# ACTIVITY
The records follow. Count the lines holding "HUAWEI" and give only the number.

□ □ □

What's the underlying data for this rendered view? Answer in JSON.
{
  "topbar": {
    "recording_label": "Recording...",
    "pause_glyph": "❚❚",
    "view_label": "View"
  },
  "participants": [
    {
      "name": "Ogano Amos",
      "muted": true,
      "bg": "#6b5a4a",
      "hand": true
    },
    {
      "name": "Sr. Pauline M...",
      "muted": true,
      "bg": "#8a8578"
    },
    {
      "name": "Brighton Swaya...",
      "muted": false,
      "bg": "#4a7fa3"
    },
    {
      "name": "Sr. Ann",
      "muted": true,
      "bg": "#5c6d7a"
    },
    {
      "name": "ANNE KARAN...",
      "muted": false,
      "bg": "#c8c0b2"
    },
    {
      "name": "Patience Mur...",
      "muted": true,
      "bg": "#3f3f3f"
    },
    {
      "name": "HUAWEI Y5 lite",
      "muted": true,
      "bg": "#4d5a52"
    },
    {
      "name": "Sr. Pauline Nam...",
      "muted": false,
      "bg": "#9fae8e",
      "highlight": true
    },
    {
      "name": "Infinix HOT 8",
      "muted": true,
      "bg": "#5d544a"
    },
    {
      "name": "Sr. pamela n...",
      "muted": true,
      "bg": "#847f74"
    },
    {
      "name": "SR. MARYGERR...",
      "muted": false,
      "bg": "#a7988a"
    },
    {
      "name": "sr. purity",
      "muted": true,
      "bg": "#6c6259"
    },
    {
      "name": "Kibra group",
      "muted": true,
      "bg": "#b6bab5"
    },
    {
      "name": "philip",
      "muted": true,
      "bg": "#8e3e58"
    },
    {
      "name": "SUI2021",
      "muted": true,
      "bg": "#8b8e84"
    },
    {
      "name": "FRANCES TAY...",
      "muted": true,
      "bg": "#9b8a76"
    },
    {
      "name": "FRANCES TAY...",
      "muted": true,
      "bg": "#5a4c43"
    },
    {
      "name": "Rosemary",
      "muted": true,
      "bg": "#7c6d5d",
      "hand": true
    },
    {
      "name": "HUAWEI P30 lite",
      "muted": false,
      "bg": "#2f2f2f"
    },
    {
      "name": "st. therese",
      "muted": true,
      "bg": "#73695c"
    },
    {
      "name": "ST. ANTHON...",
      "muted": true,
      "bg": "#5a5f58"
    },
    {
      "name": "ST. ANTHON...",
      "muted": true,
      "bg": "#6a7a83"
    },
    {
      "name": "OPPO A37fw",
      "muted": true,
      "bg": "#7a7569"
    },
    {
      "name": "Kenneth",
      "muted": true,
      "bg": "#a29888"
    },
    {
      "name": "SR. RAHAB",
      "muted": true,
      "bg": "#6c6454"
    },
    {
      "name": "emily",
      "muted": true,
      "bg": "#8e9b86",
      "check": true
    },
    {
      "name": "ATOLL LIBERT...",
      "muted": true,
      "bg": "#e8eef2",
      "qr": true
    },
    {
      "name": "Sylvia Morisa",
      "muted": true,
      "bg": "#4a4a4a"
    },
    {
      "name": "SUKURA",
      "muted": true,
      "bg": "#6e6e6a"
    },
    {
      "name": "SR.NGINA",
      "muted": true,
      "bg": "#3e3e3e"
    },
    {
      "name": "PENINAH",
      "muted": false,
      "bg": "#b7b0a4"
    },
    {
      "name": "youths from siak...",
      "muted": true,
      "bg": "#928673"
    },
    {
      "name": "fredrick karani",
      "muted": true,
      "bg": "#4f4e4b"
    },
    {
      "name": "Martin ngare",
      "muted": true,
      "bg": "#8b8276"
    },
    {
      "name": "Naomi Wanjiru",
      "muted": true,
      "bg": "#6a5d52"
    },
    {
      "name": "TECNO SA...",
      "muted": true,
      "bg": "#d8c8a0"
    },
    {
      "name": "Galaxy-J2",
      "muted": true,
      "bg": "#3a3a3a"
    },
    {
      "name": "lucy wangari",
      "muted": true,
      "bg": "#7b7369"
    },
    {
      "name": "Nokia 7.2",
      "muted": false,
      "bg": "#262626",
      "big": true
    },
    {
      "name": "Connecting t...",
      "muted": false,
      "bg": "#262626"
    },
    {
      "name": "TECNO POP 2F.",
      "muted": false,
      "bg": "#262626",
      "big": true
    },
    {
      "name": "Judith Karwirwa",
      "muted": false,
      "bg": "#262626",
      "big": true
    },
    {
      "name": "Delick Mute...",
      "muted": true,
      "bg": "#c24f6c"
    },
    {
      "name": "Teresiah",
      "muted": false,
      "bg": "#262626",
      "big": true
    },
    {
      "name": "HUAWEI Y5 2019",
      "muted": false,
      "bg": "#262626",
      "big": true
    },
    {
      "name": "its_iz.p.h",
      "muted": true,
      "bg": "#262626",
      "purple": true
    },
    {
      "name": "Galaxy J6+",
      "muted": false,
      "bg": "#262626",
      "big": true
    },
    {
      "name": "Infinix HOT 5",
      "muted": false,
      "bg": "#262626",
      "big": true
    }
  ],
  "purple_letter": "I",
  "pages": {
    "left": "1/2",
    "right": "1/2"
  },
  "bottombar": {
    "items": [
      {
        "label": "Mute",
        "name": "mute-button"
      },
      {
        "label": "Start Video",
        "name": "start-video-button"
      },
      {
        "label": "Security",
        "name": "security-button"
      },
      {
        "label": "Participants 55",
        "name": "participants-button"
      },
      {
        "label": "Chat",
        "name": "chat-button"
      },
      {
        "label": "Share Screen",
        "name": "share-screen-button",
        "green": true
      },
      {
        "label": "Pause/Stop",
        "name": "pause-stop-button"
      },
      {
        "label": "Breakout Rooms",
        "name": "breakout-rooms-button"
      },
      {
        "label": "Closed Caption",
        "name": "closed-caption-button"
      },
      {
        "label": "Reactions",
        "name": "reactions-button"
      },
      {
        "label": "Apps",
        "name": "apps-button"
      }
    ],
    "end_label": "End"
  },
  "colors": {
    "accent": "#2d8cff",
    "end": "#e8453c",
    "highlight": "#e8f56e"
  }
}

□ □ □

# SOLUTION FOR THIS TASK
3